According to Associated Students Program Board Publicity Coordinator Casey Capachi, the lineup for this year’s Extravaganza was selected to give concertgoers a more dynamic range of music genres and promote less mainstream artists.
“We’ve really listened to students about what artists to bring, and we just wanted to provide good vibes and a day for students to spend with their friends,” she said. “We set up this day as a festival and set it up to build it up for each proceeding act, and have something for everyone.”
But many festival-goers expressed discontent regarding the new rule implemented this year that prohibited non-UCSB students from attending the music festival.
“I think they should let everyone in, because I was actually having a friend who was coming down but since they didn’t let [non-students] in she couldn’t get in,” Justin Spivack, a first-year Chemistry major, said.
Gene Alksnin, one of the members of the Events Crew for Extravaganza, also had similar sentiments.
“I think we should keep it open; at least give people more options to get in,” he said.
Capachi said that the ASPB recognized those concerns, but problems with Harder Stadium’s capacity conflicted with the desire to allow non-UCSB attendees.

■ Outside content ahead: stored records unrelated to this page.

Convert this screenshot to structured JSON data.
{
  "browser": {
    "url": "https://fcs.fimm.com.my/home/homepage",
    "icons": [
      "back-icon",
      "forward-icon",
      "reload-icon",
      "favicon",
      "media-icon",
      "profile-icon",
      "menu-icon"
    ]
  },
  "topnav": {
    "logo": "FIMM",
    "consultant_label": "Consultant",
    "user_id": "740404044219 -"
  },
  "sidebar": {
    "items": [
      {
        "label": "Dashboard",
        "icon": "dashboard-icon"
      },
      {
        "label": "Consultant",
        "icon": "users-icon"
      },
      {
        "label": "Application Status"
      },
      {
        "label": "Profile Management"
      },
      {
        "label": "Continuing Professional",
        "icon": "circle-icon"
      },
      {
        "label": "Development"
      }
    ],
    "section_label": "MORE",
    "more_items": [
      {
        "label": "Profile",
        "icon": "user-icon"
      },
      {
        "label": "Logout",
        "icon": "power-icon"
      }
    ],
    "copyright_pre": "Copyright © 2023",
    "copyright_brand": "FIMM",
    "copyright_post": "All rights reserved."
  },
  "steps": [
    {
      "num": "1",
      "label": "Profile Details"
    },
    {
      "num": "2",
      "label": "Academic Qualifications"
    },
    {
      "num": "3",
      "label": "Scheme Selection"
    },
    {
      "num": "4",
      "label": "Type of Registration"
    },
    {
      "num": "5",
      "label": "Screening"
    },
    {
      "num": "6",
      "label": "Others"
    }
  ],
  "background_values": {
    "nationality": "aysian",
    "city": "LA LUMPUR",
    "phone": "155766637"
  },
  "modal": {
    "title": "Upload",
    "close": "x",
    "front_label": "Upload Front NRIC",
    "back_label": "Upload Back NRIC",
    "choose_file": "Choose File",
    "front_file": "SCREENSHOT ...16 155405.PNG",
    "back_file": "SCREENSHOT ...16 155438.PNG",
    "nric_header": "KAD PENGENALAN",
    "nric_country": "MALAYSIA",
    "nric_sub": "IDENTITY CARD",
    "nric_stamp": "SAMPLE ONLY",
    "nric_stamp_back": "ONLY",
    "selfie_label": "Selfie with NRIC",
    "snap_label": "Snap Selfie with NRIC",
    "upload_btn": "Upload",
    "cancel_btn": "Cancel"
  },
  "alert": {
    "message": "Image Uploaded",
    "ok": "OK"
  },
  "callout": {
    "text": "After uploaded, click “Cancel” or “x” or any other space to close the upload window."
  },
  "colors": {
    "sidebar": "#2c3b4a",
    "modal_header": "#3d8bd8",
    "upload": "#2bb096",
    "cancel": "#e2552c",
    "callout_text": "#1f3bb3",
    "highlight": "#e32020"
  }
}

“The capacity is 10,000, but last year we had over 12,000 people attend and there were stampedes,” she said. “We did look into selling tickets this year, but it didn’t work out. Maybe in the future, but for now we’re primarily concerned about the UCSB students. Extravaganza is a day for students not to worry about crowds, and to join artists and enjoy the day with other students because it’s a UCSB festival. We’ve seen a lot of our events fall to out-of-towners, so we want to keep it safe and fun.”